The task: I would like every record printed again, exactly as shown.

Records shown:
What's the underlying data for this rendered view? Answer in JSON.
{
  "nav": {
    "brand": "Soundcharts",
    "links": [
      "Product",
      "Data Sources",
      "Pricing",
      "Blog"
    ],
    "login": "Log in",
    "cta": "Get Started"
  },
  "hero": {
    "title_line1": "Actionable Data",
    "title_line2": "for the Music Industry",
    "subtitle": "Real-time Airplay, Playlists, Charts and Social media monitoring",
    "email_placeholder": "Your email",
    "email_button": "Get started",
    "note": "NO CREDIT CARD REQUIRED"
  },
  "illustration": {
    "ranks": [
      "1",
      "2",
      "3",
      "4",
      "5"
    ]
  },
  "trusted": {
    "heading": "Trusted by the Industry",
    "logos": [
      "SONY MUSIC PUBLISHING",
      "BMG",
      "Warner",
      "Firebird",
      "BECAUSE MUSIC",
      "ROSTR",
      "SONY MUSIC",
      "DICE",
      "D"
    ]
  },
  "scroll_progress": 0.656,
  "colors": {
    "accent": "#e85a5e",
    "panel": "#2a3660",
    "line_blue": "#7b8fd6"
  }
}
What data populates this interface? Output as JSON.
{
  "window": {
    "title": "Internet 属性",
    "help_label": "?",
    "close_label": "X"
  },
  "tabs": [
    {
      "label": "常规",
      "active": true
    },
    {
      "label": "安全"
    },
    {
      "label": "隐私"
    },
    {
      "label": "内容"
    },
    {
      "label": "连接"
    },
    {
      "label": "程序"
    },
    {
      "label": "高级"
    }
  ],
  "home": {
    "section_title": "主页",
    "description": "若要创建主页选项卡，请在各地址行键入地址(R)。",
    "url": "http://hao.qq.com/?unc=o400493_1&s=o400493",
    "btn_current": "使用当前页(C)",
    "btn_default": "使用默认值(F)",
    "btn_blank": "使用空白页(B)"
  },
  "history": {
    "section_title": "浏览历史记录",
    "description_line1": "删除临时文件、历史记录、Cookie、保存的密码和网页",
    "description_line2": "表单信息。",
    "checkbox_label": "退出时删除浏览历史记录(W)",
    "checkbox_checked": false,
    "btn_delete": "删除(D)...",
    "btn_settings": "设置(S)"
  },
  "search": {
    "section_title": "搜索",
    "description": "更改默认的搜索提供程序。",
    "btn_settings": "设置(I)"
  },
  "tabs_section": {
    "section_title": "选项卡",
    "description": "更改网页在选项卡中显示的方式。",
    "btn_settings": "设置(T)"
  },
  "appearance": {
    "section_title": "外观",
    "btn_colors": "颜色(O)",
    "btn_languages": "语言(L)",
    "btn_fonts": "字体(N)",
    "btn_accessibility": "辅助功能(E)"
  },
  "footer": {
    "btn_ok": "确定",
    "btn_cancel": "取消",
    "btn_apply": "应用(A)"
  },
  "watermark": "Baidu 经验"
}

Answer to this task:
What's the underlying data for this rendered view? Answer in JSON.
{
  "nav": {
    "brand": "Soundcharts",
    "links": [
      "Product",
      "Data Sources",
      "Pricing",
      "Blog"
    ],
    "login": "Log in",
    "cta": "Get Started"
  },
  "hero": {
    "title_line1": "Actionable Data",
    "title_line2": "for the Music Industry",
    "subtitle": "Real-time Airplay, Playlists, Charts and Social media monitoring",
    "email_placeholder": "Your email",
    "email_button": "Get started",
    "note": "NO CREDIT CARD REQUIRED"
  },
  "illustration": {
    "ranks": [
      "1",
      "2",
      "3",
      "4",
      "5"
    ]
  },
  "trusted": {
    "heading": "Trusted by the Industry",
    "logos": [
      "SONY MUSIC PUBLISHING",
      "BMG",
      "Warner",
      "Firebird",
      "BECAUSE MUSIC",
      "ROSTR",
      "SONY MUSIC",
      "DICE",
      "D"
    ]
  },
  "scroll_progress": 0.656,
  "colors": {
    "accent": "#e85a5e",
    "panel": "#2a3660",
    "line_blue": "#7b8fd6"
  }
}
What data populates this interface? Output as JSON.
{
  "window": {
    "title": "Internet 属性",
    "help_label": "?",
    "close_label": "X"
  },
  "tabs": [
    {
      "label": "常规",
      "active": true
    },
    {
      "label": "安全"
    },
    {
      "label": "隐私"
    },
    {
      "label": "内容"
    },
    {
      "label": "连接"
    },
    {
      "label": "程序"
    },
    {
      "label": "高级"
    }
  ],
  "home": {
    "section_title": "主页",
    "description": "若要创建主页选项卡，请在各地址行键入地址(R)。",
    "url": "http://hao.qq.com/?unc=o400493_1&s=o400493",
    "btn_current": "使用当前页(C)",
    "btn_default": "使用默认值(F)",
    "btn_blank": "使用空白页(B)"
  },
  "history": {
    "section_title": "浏览历史记录",
    "description_line1": "删除临时文件、历史记录、Cookie、保存的密码和网页",
    "description_line2": "表单信息。",
    "checkbox_label": "退出时删除浏览历史记录(W)",
    "checkbox_checked": false,
    "btn_delete": "删除(D)...",
    "btn_settings": "设置(S)"
  },
  "search": {
    "section_title": "搜索",
    "description": "更改默认的搜索提供程序。",
    "btn_settings": "设置(I)"
  },
  "tabs_section": {
    "section_title": "选项卡",
    "description": "更改网页在选项卡中显示的方式。",
    "btn_settings": "设置(T)"
  },
  "appearance": {
    "section_title": "外观",
    "btn_colors": "颜色(O)",
    "btn_languages": "语言(L)",
    "btn_fonts": "字体(N)",
    "btn_accessibility": "辅助功能(E)"
  },
  "footer": {
    "btn_ok": "确定",
    "btn_cancel": "取消",
    "btn_apply": "应用(A)"
  },
  "watermark": "Baidu 经验"
}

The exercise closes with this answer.